David Marquez leads $500,000 Prevention Research Center Special Interests Projects grant study

David X. Marquez

For more than 15 years, kinesiology professor David X. Marquez has conducted research on the effectiveness of regular physical activity in maintaining health and cognitive function for older adults, particularly Latines.

Marquez has found that older Latines are less likely to pursue leisure-time physical activities than older non-Latine whites. Walking and dancing are the physical activities older Latines say they enjoy most, but they are often discouraged from walking by the weather and the urban environment.

To promote physical activities among older Latines, Marquez co-developed a Spanish-language program with Miguel Mendez, BAILAMOS (Balance and Activity In Latinos, Addressing Mobility in Older Adults), that uses Latin dance as a way to be active.

“Dancing is a highly relevant cultural activity that many Latinos have done in their lives, whether it’s family parties or going clubbing back in the day,” said Marquez, director of the Exercise Psychology Laboratory. But, “for many older Latinos, it’s just not available now for the most part.”

In an earlier study, Marquez found that participants who attended Latin dance classes conducted through BAILAMOS showed improvements in mobility, quality of life, enjoyment of physical activity and cognition.

Now, in new research funded by a two-year, $500,000 grant from the National Center for Chronic Disease Prevention & Health Promotion, Marquez will study the effectiveness of BAILAMOS and another program, Fit and Strong!, in improving memory and cognition for Latines age 65 and older.

Fit and Strong!, a nearly 20-year exercise program developed by public health professor Susan Hughes, has already proven effective in improving mobility for older adults with arthritis.

The new study, which will compare the two programs, is aimed at older Latines who report memory or cognition concerns—mild cognitive impairment—but not dementia.

Latines have a greater risk of developing chronic conditions such as cardiovascular disease that also put them at greater risk for Alzheimer’s Disease and related dementias, explained Marquez, visiting associate professor at the Rush University Alzheimer’s Disease Center.

“We want to learn if these two programs can positively influence cognitive function.”

BAILAMOS is led by a professional dance instructor; a certified exercise instructor leads Fit and Strong! The study will include 100 participants. Each program will be offered virtually, with the live sessions recorded for on-demand viewing.

Another goal for the study is to determine the feasibility of online programs for this population group.

“Hopefully we can have greater reach and greater adherence to the program, because it will be available to people almost no matter where they are,” Marquez said.

Participants will be provided tablets if needed.
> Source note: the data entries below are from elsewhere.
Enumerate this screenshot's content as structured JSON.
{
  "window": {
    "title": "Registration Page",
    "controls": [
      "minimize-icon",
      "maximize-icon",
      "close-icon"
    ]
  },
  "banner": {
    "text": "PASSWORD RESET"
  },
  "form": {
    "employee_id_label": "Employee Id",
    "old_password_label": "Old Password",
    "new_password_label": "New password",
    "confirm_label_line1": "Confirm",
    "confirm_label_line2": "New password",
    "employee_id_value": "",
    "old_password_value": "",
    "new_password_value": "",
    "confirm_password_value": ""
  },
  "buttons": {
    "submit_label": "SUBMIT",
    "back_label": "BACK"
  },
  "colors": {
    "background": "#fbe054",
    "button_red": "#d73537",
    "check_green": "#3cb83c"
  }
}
Besides the challenge of connecting with the technology, however, there’s the challenge of finding the most effective ways to connect online on a personal level.

“We need to figure out group cohesion, ways for participants to get to know each other up front, to find different ways to reach people,” Marquez said.

Funding for the study comes from the Dementia Risk Reduction Research Network, administered under the UIC Policy Practice and Prevention Research Center.